[[ Available records, beginning ]]

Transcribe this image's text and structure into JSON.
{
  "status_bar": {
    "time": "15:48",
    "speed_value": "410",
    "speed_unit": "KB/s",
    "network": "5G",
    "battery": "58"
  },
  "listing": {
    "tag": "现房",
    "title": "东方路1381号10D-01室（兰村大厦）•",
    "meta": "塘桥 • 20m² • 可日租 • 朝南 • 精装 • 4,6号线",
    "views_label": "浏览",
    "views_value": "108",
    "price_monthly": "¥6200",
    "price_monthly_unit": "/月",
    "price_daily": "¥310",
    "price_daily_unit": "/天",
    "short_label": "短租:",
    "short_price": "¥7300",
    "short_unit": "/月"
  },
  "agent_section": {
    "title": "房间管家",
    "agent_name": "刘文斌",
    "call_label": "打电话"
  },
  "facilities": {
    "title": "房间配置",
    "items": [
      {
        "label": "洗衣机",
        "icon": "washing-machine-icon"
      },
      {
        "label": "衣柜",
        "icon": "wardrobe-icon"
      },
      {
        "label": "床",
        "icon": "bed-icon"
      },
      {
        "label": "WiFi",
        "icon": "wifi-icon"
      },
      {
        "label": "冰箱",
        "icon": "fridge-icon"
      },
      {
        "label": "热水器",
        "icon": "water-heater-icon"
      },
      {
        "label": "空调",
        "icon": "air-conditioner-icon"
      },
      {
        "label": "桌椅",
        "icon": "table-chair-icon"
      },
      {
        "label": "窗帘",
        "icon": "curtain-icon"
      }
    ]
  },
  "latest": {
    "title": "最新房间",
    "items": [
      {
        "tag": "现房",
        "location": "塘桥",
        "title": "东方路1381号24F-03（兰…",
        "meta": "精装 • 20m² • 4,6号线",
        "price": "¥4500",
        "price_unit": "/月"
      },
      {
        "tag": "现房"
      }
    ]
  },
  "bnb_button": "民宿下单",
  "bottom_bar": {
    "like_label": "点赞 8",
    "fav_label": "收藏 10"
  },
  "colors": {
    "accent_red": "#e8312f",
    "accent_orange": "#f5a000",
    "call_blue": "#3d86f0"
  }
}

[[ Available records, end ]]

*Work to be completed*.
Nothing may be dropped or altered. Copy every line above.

*Result of the task*.
Transcribe this image's text and structure into JSON.
{
  "status_bar": {
    "time": "15:48",
    "speed_value": "410",
    "speed_unit": "KB/s",
    "network": "5G",
    "battery": "58"
  },
  "listing": {
    "tag": "现房",
    "title": "东方路1381号10D-01室（兰村大厦）•",
    "meta": "塘桥 • 20m² • 可日租 • 朝南 • 精装 • 4,6号线",
    "views_label": "浏览",
    "views_value": "108",
    "price_monthly": "¥6200",
    "price_monthly_unit": "/月",
    "price_daily": "¥310",
    "price_daily_unit": "/天",
    "short_label": "短租:",
    "short_price": "¥7300",
    "short_unit": "/月"
  },
  "agent_section": {
    "title": "房间管家",
    "agent_name": "刘文斌",
    "call_label": "打电话"
  },
  "facilities": {
    "title": "房间配置",
    "items": [
      {
        "label": "洗衣机",
        "icon": "washing-machine-icon"
      },
      {
        "label": "衣柜",
        "icon": "wardrobe-icon"
      },
      {
        "label": "床",
        "icon": "bed-icon"
      },
      {
        "label": "WiFi",
        "icon": "wifi-icon"
      },
      {
        "label": "冰箱",
        "icon": "fridge-icon"
      },
      {
        "label": "热水器",
        "icon": "water-heater-icon"
      },
      {
        "label": "空调",
        "icon": "air-conditioner-icon"
      },
      {
        "label": "桌椅",
        "icon": "table-chair-icon"
      },
      {
        "label": "窗帘",
        "icon": "curtain-icon"
      }
    ]
  },
  "latest": {
    "title": "最新房间",
    "items": [
      {
        "tag": "现房",
        "location": "塘桥",
        "title": "东方路1381号24F-03（兰…",
        "meta": "精装 • 20m² • 4,6号线",
        "price": "¥4500",
        "price_unit": "/月"
      },
      {
        "tag": "现房"
      }
    ]
  },
  "bnb_button": "民宿下单",
  "bottom_bar": {
    "like_label": "点赞 8",
    "fav_label": "收藏 10"
  },
  "colors": {
    "accent_red": "#e8312f",
    "accent_orange": "#f5a000",
    "call_blue": "#3d86f0"
  }
}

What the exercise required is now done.